WORK TASK> Look through the material for lines with the word "screenshot", and copy each one.

DATA FOR ANALYSIS>
▶
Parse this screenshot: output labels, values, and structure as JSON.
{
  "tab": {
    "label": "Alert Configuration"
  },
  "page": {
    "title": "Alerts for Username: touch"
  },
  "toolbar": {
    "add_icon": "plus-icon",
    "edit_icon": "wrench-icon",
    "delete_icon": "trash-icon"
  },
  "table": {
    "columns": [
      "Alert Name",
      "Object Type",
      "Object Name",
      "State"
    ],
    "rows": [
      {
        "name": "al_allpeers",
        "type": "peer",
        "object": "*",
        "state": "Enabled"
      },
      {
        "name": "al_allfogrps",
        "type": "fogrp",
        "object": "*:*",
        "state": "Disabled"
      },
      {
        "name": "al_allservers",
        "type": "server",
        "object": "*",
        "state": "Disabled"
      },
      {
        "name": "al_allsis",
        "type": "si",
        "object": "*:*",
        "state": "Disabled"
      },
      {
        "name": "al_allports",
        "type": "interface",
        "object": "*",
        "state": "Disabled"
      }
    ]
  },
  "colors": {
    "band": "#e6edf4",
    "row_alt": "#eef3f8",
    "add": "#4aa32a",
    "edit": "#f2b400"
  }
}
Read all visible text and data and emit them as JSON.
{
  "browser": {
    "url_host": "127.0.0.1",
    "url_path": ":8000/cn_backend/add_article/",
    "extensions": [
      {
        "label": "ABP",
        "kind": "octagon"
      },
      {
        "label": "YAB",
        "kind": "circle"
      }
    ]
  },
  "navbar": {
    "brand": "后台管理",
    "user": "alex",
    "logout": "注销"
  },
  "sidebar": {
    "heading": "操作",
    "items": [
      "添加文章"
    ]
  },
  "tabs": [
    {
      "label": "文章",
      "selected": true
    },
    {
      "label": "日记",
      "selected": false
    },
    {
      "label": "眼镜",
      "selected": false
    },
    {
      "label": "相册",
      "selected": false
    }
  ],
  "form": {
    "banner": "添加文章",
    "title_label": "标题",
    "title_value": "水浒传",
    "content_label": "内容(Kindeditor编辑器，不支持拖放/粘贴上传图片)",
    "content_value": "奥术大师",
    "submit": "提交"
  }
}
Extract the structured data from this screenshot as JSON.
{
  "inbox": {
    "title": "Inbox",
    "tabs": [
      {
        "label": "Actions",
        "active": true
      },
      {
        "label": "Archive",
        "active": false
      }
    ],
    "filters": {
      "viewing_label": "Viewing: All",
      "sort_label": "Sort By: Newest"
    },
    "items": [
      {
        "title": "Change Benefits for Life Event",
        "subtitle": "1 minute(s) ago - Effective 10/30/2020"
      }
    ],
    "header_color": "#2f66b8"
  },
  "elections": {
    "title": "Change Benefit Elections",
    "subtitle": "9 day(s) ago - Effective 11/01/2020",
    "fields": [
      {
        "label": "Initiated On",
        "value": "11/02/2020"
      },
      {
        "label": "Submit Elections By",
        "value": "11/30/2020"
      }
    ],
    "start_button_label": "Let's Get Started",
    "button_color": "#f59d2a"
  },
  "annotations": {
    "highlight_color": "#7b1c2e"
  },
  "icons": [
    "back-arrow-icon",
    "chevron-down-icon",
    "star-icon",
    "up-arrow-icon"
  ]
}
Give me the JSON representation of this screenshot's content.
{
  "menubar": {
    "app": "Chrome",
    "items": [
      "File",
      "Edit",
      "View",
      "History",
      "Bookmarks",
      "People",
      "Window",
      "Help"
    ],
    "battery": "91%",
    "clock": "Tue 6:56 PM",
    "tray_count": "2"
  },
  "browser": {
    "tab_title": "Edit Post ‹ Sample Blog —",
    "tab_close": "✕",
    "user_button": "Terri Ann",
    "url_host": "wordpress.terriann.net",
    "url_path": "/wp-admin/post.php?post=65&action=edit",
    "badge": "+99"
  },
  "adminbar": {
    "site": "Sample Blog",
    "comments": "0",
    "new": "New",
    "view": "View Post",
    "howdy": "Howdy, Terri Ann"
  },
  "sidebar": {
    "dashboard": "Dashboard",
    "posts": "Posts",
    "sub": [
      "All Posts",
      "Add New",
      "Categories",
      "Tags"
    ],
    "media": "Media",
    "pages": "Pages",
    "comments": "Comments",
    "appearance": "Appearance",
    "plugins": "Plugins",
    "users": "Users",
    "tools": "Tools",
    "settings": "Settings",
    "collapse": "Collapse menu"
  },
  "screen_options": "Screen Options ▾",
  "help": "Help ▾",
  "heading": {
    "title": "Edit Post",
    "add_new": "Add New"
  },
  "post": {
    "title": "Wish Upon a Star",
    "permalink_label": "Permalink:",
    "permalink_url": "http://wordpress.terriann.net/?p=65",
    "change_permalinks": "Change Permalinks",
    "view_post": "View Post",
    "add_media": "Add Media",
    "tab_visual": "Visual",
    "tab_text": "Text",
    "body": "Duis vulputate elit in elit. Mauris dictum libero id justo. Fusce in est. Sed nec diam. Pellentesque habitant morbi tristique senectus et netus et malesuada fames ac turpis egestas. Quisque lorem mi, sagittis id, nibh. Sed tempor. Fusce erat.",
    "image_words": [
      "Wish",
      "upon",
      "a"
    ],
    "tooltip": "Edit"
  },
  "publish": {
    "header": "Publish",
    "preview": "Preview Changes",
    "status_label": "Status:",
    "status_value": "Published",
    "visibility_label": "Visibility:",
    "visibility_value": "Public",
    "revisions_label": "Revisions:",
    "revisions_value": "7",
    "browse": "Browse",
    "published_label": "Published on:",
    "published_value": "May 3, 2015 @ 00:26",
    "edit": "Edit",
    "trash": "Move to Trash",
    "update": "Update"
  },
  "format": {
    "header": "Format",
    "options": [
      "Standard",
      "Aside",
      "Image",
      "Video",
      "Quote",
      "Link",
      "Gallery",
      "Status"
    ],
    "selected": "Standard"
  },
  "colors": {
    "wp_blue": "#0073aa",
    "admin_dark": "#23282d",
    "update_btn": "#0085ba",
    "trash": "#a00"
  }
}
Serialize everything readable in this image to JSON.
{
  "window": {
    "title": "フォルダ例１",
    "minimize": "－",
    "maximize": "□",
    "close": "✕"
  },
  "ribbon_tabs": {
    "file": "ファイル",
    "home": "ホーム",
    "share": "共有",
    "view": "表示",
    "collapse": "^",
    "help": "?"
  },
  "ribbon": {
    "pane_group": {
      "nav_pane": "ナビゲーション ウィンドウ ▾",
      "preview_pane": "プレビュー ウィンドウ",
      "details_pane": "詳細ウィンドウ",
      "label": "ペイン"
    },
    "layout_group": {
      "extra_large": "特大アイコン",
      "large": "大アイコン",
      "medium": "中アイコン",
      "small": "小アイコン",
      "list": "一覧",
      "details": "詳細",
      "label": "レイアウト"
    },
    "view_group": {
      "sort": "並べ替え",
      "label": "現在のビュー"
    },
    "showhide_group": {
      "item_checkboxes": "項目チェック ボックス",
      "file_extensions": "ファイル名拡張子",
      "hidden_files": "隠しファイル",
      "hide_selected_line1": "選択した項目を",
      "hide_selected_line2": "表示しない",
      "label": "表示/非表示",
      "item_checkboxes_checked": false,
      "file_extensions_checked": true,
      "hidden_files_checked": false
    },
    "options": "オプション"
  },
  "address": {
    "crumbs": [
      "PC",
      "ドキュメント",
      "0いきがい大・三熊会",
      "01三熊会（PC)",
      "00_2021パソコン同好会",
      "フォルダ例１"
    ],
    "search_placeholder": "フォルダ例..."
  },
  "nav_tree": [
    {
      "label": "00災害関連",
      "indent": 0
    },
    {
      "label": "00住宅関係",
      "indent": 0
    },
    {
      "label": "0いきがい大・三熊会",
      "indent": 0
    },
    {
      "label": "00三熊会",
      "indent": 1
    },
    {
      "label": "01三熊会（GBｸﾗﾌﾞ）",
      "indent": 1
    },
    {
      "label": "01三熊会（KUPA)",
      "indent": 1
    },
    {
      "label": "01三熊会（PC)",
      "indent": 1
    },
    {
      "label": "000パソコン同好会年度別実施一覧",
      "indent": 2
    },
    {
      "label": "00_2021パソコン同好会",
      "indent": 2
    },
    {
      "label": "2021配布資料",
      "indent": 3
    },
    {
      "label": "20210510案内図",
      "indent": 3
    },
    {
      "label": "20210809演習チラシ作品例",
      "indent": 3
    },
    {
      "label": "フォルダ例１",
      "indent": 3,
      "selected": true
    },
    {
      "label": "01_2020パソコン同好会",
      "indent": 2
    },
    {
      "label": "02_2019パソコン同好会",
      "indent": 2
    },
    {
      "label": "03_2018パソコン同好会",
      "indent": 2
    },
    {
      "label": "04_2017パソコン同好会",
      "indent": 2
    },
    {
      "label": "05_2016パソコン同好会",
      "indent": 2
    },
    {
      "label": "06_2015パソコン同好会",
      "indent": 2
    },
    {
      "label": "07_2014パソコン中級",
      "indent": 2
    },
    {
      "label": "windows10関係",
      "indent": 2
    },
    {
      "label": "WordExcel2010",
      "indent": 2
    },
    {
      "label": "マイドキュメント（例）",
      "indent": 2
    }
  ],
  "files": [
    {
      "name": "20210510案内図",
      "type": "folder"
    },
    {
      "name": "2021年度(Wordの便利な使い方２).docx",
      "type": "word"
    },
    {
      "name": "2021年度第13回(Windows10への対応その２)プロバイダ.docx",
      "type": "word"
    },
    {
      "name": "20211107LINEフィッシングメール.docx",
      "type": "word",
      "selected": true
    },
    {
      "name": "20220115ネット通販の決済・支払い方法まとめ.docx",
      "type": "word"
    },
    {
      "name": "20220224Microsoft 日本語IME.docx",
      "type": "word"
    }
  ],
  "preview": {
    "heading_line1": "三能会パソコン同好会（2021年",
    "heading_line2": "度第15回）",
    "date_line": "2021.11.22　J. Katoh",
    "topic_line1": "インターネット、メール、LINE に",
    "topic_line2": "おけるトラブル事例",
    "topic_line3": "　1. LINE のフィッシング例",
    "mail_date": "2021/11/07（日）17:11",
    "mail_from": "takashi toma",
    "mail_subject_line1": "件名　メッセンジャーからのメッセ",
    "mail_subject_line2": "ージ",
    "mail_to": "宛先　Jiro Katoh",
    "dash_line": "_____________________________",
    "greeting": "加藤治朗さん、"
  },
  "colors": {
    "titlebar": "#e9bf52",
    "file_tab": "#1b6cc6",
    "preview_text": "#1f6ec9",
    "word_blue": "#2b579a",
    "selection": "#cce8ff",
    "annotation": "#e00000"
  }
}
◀
SOLVED EXERCISE>
Parse this screenshot: output labels, values, and structure as JSON.
Extract the structured data from this screenshot as JSON.
Give me the JSON representation of this screenshot's content.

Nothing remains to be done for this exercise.